▸ Aim of the exercise
Write out every line below that includes the word "amount".

*** Opening Data extract ***

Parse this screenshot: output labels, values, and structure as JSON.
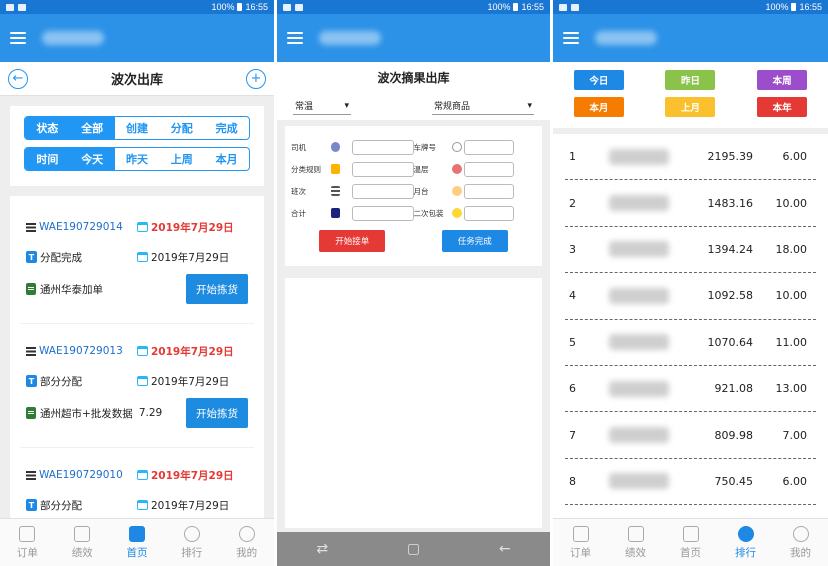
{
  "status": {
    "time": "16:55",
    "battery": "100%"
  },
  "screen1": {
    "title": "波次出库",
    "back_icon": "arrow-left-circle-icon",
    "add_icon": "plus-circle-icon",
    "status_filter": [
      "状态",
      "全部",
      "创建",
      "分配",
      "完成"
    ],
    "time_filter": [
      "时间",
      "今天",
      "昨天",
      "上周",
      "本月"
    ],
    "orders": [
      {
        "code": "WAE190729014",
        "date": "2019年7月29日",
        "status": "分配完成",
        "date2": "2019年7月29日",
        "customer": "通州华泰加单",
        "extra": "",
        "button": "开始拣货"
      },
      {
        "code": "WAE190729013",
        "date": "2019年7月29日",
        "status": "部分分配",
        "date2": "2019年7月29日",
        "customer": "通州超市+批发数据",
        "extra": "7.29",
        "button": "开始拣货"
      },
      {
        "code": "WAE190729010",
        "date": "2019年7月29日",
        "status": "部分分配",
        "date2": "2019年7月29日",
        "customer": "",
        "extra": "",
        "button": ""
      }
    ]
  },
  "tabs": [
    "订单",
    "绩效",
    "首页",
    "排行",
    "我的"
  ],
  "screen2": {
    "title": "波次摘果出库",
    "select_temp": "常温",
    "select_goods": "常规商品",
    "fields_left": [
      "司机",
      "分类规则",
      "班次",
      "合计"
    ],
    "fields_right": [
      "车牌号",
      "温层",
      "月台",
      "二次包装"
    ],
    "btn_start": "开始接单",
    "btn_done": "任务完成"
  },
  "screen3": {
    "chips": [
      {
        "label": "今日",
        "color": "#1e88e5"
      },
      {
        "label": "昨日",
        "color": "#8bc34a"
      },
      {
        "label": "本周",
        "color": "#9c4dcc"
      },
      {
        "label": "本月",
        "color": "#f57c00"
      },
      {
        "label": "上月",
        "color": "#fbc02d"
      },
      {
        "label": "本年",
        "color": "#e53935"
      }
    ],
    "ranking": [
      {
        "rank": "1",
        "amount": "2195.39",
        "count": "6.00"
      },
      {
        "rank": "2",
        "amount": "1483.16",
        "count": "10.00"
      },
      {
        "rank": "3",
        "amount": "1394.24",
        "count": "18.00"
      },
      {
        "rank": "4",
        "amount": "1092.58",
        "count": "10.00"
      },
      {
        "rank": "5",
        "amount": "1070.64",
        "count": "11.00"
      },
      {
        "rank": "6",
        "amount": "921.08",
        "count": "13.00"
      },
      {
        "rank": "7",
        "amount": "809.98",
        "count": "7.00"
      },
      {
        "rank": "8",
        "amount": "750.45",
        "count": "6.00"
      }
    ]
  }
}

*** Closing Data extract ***
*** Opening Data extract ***

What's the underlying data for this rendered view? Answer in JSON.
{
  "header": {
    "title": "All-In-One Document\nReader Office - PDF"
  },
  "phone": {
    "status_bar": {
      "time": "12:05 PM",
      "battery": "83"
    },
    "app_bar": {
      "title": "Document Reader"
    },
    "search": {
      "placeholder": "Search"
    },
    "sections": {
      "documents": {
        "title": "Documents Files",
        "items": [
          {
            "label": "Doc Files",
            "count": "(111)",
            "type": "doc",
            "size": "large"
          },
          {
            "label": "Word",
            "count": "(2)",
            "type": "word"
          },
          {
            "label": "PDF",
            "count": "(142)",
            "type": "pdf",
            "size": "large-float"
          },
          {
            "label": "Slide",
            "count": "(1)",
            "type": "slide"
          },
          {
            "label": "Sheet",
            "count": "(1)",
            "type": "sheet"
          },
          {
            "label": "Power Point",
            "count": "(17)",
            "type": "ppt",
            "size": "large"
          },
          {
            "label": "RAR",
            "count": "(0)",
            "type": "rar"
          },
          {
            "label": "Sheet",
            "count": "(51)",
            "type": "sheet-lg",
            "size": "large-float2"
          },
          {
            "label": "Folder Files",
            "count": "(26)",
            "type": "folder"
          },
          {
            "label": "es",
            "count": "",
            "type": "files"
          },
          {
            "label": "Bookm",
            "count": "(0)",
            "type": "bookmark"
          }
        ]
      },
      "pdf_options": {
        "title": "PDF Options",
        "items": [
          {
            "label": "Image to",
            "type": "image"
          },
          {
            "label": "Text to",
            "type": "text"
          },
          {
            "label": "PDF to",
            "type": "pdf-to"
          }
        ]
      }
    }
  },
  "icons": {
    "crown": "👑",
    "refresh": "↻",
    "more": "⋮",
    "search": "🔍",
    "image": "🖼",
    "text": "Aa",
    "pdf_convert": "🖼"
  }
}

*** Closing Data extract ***

▸ Task response
        "amount": "2195.39",
        "amount": "1483.16",
        "amount": "1394.24",
        "amount": "1092.58",
        "amount": "1070.64",
        "amount": "921.08",
        "amount": "809.98",
        "amount": "750.45",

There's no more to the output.